If you have hypertrophic obstructive cardiomyopathy with symptoms, such as chest pain, pressure, shortness of breath, fainting, and abnormal heart rhythms, you may benefit from septal ablation.
The procedure involves an injection of a type of alcohol (ethanol ) through a long, thin, hollow tube (catheter) into a blood vessel in the heart. The alcohol kills the muscle cells, and the thickened tissue shrinks to a more normal size. This allows blood to flow more freely.
The Cooper Heart Institute has a vast and renowned team of physicians who offer world class cardiac care and have extensive experience performing cardiac catheterization septal ablation.
Understanding the procedure
A person is lightly sedated before the procedure. An interventional cardiologist from the Cooper Heart Institute inserts a long thin hollow flexible tube (catheter) in a blood vessel in the inner thigh that leads to the heart. Using an X-ray camera, the catheter is led to a small, specific coronary artery that supplies the thickened muscle. A small amount of pure alcohol is injected into the vessel through the catheter. The alcohol kills the cells on contact, causing the muscle (septum) to shrink back to a more normal size over time.
Indications for the procedure

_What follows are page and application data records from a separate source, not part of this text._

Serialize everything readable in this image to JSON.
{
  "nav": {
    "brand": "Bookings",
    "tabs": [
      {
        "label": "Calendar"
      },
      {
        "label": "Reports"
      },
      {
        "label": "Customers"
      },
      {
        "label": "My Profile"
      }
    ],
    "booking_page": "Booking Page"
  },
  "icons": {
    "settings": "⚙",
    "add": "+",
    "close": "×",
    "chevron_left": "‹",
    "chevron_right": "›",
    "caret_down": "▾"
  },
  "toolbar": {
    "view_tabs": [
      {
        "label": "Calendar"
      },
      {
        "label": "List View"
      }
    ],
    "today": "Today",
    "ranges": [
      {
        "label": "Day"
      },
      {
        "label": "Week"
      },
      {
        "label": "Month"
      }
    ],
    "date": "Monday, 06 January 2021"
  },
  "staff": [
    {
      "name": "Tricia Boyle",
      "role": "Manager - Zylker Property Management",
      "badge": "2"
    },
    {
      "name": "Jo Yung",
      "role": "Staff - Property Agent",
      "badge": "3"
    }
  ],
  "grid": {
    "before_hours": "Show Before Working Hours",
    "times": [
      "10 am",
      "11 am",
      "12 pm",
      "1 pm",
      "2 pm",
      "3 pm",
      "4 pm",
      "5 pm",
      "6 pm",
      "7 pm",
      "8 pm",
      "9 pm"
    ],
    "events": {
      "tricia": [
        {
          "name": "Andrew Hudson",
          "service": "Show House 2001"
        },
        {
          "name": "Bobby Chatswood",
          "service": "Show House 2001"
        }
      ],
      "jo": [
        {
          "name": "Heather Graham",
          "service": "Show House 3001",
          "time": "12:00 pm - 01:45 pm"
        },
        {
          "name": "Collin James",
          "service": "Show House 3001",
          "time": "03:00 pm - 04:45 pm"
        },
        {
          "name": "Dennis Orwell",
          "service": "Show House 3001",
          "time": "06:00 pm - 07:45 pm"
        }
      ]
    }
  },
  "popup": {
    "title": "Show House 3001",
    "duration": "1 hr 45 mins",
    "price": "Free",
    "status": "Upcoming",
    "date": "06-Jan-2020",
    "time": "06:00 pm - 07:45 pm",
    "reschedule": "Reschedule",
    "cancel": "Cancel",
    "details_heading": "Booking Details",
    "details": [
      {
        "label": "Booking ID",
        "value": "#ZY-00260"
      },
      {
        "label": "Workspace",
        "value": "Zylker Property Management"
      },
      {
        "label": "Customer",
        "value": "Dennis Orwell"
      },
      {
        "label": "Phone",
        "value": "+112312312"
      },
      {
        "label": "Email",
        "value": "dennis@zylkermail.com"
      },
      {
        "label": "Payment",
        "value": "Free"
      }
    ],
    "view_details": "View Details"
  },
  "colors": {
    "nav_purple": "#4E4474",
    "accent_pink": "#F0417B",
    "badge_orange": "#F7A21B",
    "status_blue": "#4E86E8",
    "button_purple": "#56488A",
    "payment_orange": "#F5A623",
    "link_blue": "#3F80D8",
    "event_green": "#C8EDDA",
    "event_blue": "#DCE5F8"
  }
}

Septal ablation may be recommended for people with hypertrophic obstructive cardiomyopathy when symptoms, such as chest pain, pressure, shortness of breath, fainting, and abnormal heart rhythms progress and worsen as the heart muscle thickens.